> **Records contained in a dataset**:
============

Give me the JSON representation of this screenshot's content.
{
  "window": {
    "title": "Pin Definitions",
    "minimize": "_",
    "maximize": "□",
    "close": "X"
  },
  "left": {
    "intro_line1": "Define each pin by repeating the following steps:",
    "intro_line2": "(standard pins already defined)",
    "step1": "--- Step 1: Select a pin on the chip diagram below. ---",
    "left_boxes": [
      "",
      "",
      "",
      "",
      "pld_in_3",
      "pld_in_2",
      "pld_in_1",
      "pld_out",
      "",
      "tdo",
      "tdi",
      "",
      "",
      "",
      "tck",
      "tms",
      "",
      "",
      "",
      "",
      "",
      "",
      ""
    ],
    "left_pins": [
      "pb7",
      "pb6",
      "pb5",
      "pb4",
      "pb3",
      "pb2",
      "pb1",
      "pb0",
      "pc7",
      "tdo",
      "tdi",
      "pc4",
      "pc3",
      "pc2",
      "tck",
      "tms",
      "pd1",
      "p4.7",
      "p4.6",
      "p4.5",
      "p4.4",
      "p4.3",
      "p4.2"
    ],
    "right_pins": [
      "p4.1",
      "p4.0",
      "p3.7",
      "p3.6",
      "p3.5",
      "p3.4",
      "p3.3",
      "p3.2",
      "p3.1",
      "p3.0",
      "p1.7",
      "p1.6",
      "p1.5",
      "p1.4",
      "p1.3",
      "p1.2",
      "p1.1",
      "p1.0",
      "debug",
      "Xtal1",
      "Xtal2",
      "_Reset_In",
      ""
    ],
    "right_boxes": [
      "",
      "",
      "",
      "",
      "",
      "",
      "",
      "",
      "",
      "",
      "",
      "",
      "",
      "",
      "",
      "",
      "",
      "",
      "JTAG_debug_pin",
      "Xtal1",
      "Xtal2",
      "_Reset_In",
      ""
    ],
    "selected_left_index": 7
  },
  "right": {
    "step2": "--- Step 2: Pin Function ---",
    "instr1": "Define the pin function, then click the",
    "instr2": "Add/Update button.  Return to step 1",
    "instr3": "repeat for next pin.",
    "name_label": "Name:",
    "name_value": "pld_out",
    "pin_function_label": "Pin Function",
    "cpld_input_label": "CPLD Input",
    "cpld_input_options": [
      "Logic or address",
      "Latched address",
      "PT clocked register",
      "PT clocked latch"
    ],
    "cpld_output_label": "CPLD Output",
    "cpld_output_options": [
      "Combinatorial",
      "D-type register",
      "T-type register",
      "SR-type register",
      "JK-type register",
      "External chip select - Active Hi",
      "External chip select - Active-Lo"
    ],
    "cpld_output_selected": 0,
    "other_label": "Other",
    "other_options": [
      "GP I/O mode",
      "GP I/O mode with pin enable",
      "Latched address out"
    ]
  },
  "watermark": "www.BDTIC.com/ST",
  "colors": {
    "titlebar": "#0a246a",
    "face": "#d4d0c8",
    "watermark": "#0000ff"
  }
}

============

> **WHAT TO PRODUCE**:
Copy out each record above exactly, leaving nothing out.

> **TASK SOLUTION**:
Give me the JSON representation of this screenshot's content.
{
  "window": {
    "title": "Pin Definitions",
    "minimize": "_",
    "maximize": "□",
    "close": "X"
  },
  "left": {
    "intro_line1": "Define each pin by repeating the following steps:",
    "intro_line2": "(standard pins already defined)",
    "step1": "--- Step 1: Select a pin on the chip diagram below. ---",
    "left_boxes": [
      "",
      "",
      "",
      "",
      "pld_in_3",
      "pld_in_2",
      "pld_in_1",
      "pld_out",
      "",
      "tdo",
      "tdi",
      "",
      "",
      "",
      "tck",
      "tms",
      "",
      "",
      "",
      "",
      "",
      "",
      ""
    ],
    "left_pins": [
      "pb7",
      "pb6",
      "pb5",
      "pb4",
      "pb3",
      "pb2",
      "pb1",
      "pb0",
      "pc7",
      "tdo",
      "tdi",
      "pc4",
      "pc3",
      "pc2",
      "tck",
      "tms",
      "pd1",
      "p4.7",
      "p4.6",
      "p4.5",
      "p4.4",
      "p4.3",
      "p4.2"
    ],
    "right_pins": [
      "p4.1",
      "p4.0",
      "p3.7",
      "p3.6",
      "p3.5",
      "p3.4",
      "p3.3",
      "p3.2",
      "p3.1",
      "p3.0",
      "p1.7",
      "p1.6",
      "p1.5",
      "p1.4",
      "p1.3",
      "p1.2",
      "p1.1",
      "p1.0",
      "debug",
      "Xtal1",
      "Xtal2",
      "_Reset_In",
      ""
    ],
    "right_boxes": [
      "",
      "",
      "",
      "",
      "",
      "",
      "",
      "",
      "",
      "",
      "",
      "",
      "",
      "",
      "",
      "",
      "",
      "",
      "JTAG_debug_pin",
      "Xtal1",
      "Xtal2",
      "_Reset_In",
      ""
    ],
    "selected_left_index": 7
  },
  "right": {
    "step2": "--- Step 2: Pin Function ---",
    "instr1": "Define the pin function, then click the",
    "instr2": "Add/Update button.  Return to step 1",
    "instr3": "repeat for next pin.",
    "name_label": "Name:",
    "name_value": "pld_out",
    "pin_function_label": "Pin Function",
    "cpld_input_label": "CPLD Input",
    "cpld_input_options": [
      "Logic or address",
      "Latched address",
      "PT clocked register",
      "PT clocked latch"
    ],
    "cpld_output_label": "CPLD Output",
    "cpld_output_options": [
      "Combinatorial",
      "D-type register",
      "T-type register",
      "SR-type register",
      "JK-type register",
      "External chip select - Active Hi",
      "External chip select - Active-Lo"
    ],
    "cpld_output_selected": 0,
    "other_label": "Other",
    "other_options": [
      "GP I/O mode",
      "GP I/O mode with pin enable",
      "Latched address out"
    ]
  },
  "watermark": "www.BDTIC.com/ST",
  "colors": {
    "titlebar": "#0a246a",
    "face": "#d4d0c8",
    "watermark": "#0000ff"
  }
}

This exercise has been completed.